◆ **Data listing**
_ _ _

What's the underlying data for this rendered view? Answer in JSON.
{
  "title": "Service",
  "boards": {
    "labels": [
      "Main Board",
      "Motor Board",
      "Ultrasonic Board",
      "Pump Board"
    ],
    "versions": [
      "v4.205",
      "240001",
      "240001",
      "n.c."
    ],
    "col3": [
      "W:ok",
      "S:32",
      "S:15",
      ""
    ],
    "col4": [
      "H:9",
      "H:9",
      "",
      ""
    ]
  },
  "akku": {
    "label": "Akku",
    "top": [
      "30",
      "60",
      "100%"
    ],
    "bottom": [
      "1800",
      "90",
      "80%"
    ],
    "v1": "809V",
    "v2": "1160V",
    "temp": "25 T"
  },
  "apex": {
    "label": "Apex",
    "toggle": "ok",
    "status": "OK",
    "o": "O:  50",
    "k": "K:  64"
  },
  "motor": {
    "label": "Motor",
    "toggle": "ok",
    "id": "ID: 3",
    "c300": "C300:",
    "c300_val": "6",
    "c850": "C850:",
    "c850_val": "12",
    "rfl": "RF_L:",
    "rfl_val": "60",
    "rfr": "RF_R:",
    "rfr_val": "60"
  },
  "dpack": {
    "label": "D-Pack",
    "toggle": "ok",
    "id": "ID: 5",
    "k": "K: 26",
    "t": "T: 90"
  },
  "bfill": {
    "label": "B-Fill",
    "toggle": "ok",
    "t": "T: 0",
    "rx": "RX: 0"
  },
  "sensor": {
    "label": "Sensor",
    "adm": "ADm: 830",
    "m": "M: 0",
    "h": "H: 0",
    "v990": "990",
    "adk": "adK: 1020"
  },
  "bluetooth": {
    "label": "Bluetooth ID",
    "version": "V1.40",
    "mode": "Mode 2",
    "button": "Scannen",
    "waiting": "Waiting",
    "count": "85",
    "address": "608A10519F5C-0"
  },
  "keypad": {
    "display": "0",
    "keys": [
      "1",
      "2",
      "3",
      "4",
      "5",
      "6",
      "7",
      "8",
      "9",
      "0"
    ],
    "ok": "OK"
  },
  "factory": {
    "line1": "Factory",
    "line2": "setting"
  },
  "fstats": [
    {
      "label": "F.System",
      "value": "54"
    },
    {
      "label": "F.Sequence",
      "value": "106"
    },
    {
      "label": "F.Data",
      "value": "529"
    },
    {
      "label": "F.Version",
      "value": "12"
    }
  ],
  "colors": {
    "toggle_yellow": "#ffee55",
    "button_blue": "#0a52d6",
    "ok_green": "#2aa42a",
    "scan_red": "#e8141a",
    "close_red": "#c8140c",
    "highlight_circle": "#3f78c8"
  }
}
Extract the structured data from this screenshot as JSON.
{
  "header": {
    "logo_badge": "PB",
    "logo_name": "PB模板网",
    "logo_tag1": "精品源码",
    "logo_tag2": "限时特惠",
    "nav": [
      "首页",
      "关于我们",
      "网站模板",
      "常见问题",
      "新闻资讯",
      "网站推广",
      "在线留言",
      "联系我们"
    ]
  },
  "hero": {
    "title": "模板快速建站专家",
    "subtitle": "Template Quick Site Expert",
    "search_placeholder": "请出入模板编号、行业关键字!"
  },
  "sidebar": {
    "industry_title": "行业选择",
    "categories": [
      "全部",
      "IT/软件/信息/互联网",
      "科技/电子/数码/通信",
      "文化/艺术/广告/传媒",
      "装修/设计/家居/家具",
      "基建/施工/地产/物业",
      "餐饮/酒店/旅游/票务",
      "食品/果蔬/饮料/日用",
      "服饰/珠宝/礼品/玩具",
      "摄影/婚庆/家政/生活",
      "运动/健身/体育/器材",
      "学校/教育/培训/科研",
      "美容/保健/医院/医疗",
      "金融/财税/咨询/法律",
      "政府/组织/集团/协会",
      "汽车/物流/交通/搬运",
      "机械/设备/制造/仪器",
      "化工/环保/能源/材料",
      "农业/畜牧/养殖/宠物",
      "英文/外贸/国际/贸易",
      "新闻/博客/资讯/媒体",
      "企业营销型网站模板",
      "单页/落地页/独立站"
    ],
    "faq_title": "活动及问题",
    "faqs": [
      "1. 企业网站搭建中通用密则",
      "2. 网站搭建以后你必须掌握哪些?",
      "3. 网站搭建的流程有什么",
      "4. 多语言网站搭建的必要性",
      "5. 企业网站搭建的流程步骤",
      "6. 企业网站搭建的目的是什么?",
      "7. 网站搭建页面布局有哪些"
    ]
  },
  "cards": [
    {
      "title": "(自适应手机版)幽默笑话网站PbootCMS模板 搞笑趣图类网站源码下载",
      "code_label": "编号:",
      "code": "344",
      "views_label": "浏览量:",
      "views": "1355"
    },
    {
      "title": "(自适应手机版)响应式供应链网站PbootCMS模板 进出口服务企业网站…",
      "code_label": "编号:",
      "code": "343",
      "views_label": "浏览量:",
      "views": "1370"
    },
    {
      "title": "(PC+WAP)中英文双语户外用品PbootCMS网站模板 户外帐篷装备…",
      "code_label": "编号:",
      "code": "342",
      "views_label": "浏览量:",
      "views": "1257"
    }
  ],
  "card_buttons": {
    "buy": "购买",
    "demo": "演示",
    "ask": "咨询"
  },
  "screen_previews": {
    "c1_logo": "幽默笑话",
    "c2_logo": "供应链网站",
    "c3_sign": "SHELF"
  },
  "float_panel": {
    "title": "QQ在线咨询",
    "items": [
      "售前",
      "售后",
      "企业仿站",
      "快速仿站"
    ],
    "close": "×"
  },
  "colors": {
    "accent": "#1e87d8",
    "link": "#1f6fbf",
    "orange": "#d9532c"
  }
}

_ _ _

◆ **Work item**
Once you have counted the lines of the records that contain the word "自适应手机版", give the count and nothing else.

◆ **Answer below**
2